Each year sharks sink their teeth into around 100 people, and out of the unfortunate 100, 25-30 are killed. That means that roughly only one quarter of all shark attacks are fatal, so if you come across an angry great white, just remember that the odds are with you.
However, it can be hard to think of the positives when a 20ft-long beast with 3,000 teeth is gnawing at your leg, so here’s how you can ensure that you are in the three quarters who don’t end up as fish food.
Don’t venture into the water in the dark
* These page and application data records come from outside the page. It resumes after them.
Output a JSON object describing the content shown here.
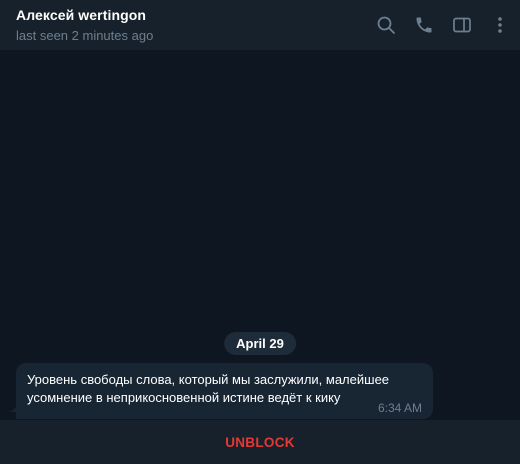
{
  "header": {
    "title": "Алексей wertingon",
    "status": "last seen 2 minutes ago",
    "icons": [
      "search-icon",
      "phone-icon",
      "sidebar-toggle-icon",
      "more-vertical-icon"
    ]
  },
  "chat": {
    "date_label": "April 29",
    "messages": [
      {
        "text": "Уровень свободы слова, который мы заслужили, малейшее усомнение в неприкосновенной истине ведёт к кику",
        "time": "6:34 AM"
      }
    ]
  },
  "footer": {
    "unblock_label": "UNBLOCK"
  },
  "colors": {
    "background": "#0e1621",
    "panel": "#17212b",
    "bubble": "#182533",
    "muted": "#6d7f8f",
    "danger": "#e53935"
  }
}
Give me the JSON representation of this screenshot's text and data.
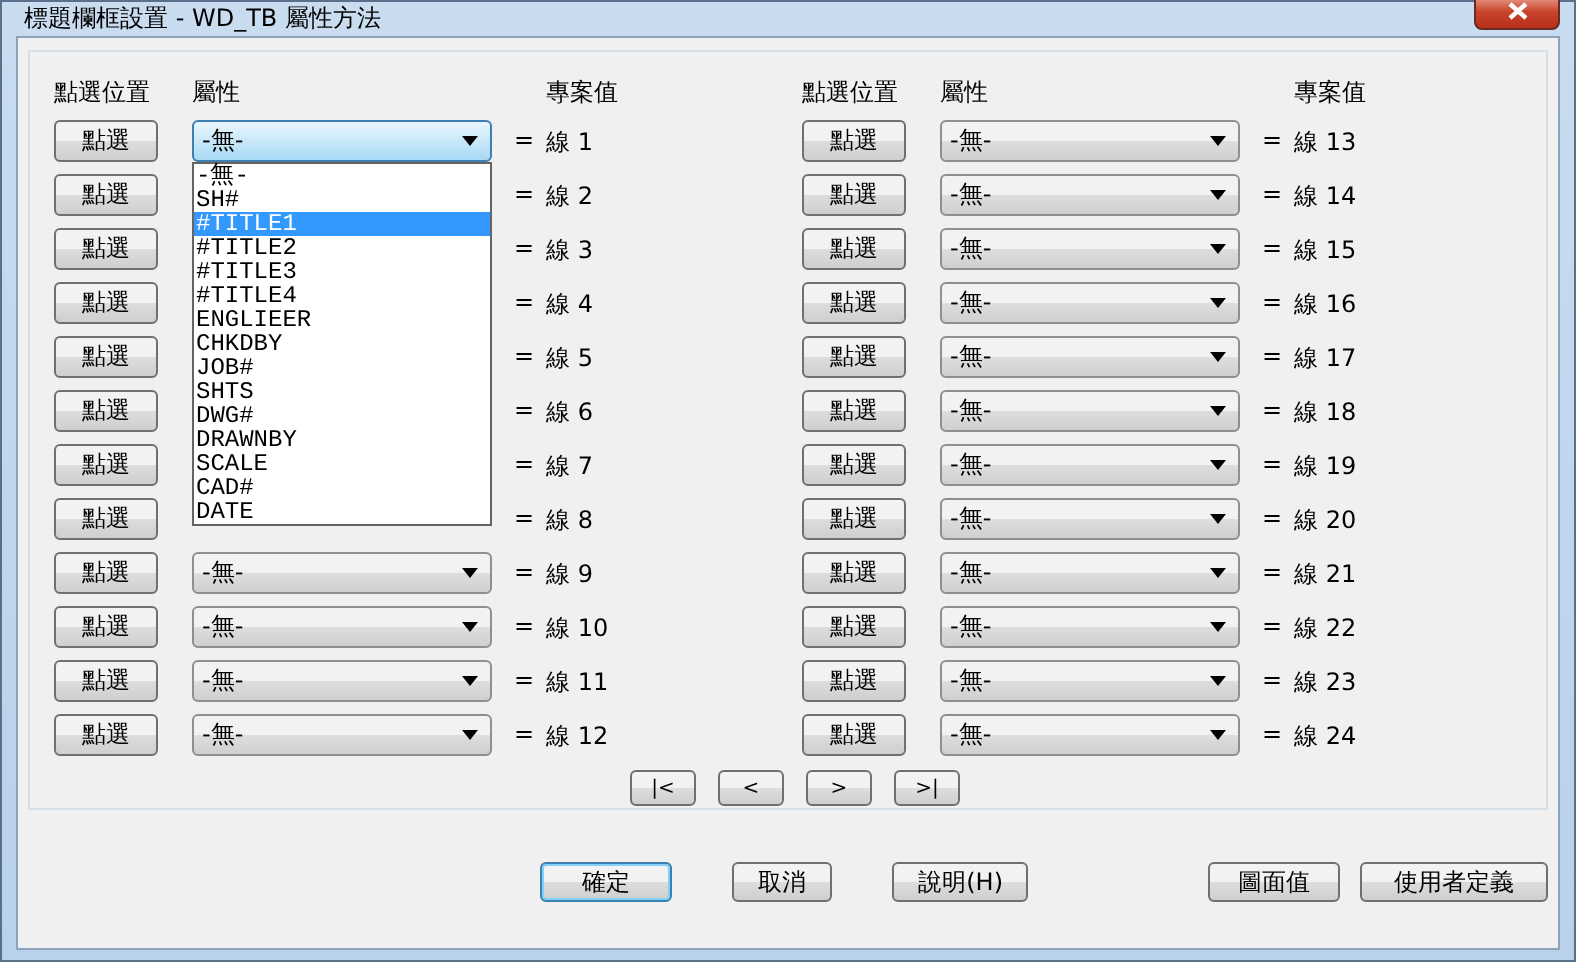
{
  "window": {
    "title": "標題欄框設置 - WD_TB 屬性方法"
  },
  "columns": [
    {
      "headers": {
        "pick": "點選位置",
        "attribute": "屬性",
        "value": "專案值"
      },
      "rows": [
        {
          "button": "點選",
          "value": "-無-",
          "eq": "=",
          "line": "線 1",
          "open": true
        },
        {
          "button": "點選",
          "eq": "=",
          "line": "線 2"
        },
        {
          "button": "點選",
          "eq": "=",
          "line": "線 3"
        },
        {
          "button": "點選",
          "eq": "=",
          "line": "線 4"
        },
        {
          "button": "點選",
          "eq": "=",
          "line": "線 5"
        },
        {
          "button": "點選",
          "eq": "=",
          "line": "線 6"
        },
        {
          "button": "點選",
          "eq": "=",
          "line": "線 7"
        },
        {
          "button": "點選",
          "eq": "=",
          "line": "線 8"
        },
        {
          "button": "點選",
          "value": "-無-",
          "eq": "=",
          "line": "線 9"
        },
        {
          "button": "點選",
          "value": "-無-",
          "eq": "=",
          "line": "線 10"
        },
        {
          "button": "點選",
          "value": "-無-",
          "eq": "=",
          "line": "線 11"
        },
        {
          "button": "點選",
          "value": "-無-",
          "eq": "=",
          "line": "線 12"
        }
      ]
    },
    {
      "headers": {
        "pick": "點選位置",
        "attribute": "屬性",
        "value": "專案值"
      },
      "rows": [
        {
          "button": "點選",
          "value": "-無-",
          "eq": "=",
          "line": "線 13"
        },
        {
          "button": "點選",
          "value": "-無-",
          "eq": "=",
          "line": "線 14"
        },
        {
          "button": "點選",
          "value": "-無-",
          "eq": "=",
          "line": "線 15"
        },
        {
          "button": "點選",
          "value": "-無-",
          "eq": "=",
          "line": "線 16"
        },
        {
          "button": "點選",
          "value": "-無-",
          "eq": "=",
          "line": "線 17"
        },
        {
          "button": "點選",
          "value": "-無-",
          "eq": "=",
          "line": "線 18"
        },
        {
          "button": "點選",
          "value": "-無-",
          "eq": "=",
          "line": "線 19"
        },
        {
          "button": "點選",
          "value": "-無-",
          "eq": "=",
          "line": "線 20"
        },
        {
          "button": "點選",
          "value": "-無-",
          "eq": "=",
          "line": "線 21"
        },
        {
          "button": "點選",
          "value": "-無-",
          "eq": "=",
          "line": "線 22"
        },
        {
          "button": "點選",
          "value": "-無-",
          "eq": "=",
          "line": "線 23"
        },
        {
          "button": "點選",
          "value": "-無-",
          "eq": "=",
          "line": "線 24"
        }
      ]
    }
  ],
  "dropdown_list": [
    {
      "label": "-無-",
      "selected": false
    },
    {
      "label": "SH#",
      "selected": false
    },
    {
      "label": "#TITLE1",
      "selected": true
    },
    {
      "label": "#TITLE2",
      "selected": false
    },
    {
      "label": "#TITLE3",
      "selected": false
    },
    {
      "label": "#TITLE4",
      "selected": false
    },
    {
      "label": "ENGLIEER",
      "selected": false
    },
    {
      "label": "CHKDBY",
      "selected": false
    },
    {
      "label": "JOB#",
      "selected": false
    },
    {
      "label": "SHTS",
      "selected": false
    },
    {
      "label": "DWG#",
      "selected": false
    },
    {
      "label": "DRAWNBY",
      "selected": false
    },
    {
      "label": "SCALE",
      "selected": false
    },
    {
      "label": "CAD#",
      "selected": false
    },
    {
      "label": "DATE",
      "selected": false
    }
  ],
  "pager": [
    "|<",
    "<",
    ">",
    ">|"
  ],
  "buttons": [
    {
      "label": "確定",
      "default": true
    },
    {
      "label": "取消",
      "default": false
    },
    {
      "label": "說明(H)",
      "default": false
    },
    {
      "label": "圖面值",
      "default": false
    },
    {
      "label": "使用者定義",
      "default": false
    }
  ]
}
Sharks are more active in the evenings, so if you want to avoid a shark attack stay clear of the sea at night. Don’t think that because it’s dark you are going to be less visible to a shark – they have a unique eye structure which allows them to see better in dim lighting so you have already given them an advantage.
If you have an open wound
Sharks have an incredibly sensitive sense of smell and can detect one drop of blood for 10 billion parts of water. What does that mean? It means that a shark would be able to detect one tiny drop of blood in an Olympic sized swimming pool.
Luckily for us and Michael Phelps, sharks don’t often hang around in Olympic swimming pools. If a shark detects blood in the water it will home in on its location until it finds the source of the blood, which could be a graze on your knee, or a cut on your toe.
Photo: Greg Schechter
OK, so you know some ways to prevent ever encountering a shark, but what happens if after all your evasion techniques you still come nose to nose with one?
Don’t provoke it
Apparently, out of 112 shark attacks in 2007, 20 of them were provoked by people. While calling a shark nasty names isn’t likely to agitate it, things such as touching it might. For instance, a recorded attack was the result of a diver grabbing a shark.
While it might seem like common sense not to irritate such a deadly animal (you wouldn’t try and ride an angry lion) the statistic above proves that there are people out there who lack a little something called common sense.
The Jaws theme is playing and you see the dreaded fin homed in on your position. Your heart’s racing, and you’re starting to panic, your legs and arms are flailing everywhere as you scramble to get out of the water. Stop. By doing the above you are going to end up as a nice easy dinner for Mr Shark. If you start flapping your arms around you will send out erratic vibrations which will be interpreted as startled prey. This is bad.
Protect the flanks
If you see a shark coming for you try to get your back against something – a reef or ocean wall is a good bet. It’s slightly harder to find something to back up against when you are in the open sea, so grab another swimmer if possible and stay back to back to cover all possible angles of attack.
Playing dead with a shark will not stop it from attacking you. If the shark does make its move to attack, be as aggressive as you can. Punch it as hard as possible in its eyes or its gills as these are the most sensitive places on a shark. Even if the shark has you in its mouth don’t give up. If you hurt it enough it will back off, but remember the skin of a shark is very rough, so be ready to hurt your hands by punching it. If you are carrying any type of weapon, be sure to use it.
If you managed to fight the shark off be wary that the shark attack may not be over; a shark may still return to attack after it has retreated. If you are near the shore swim quickly but smoothly to get out of the water – again thrashing movements will trigger the shark’s predatory instinct. If you are near a boat, another bit of common sense, get on the boat and out of the water.
If you truly want to survive a shark attack, instead of taking an adventure to an Australian beach you might be better off exploring the streets of Dudley. On second thoughts, you’d probably be safer swimming with the sharks.
Shark attack stats
If shark fighting is your forte you might want to visit one of these five locations (listed in order of likelihood for a shark attack)
A map showing risk of shark attacks around the world. Red is high, blue is medium and green is low. Orange (in the US) is between red and blue.
And the five deadliest sharks are:
- Great White
- Tiger shark
- Bull shark
- Oceanic whitetip shark
- Copper shark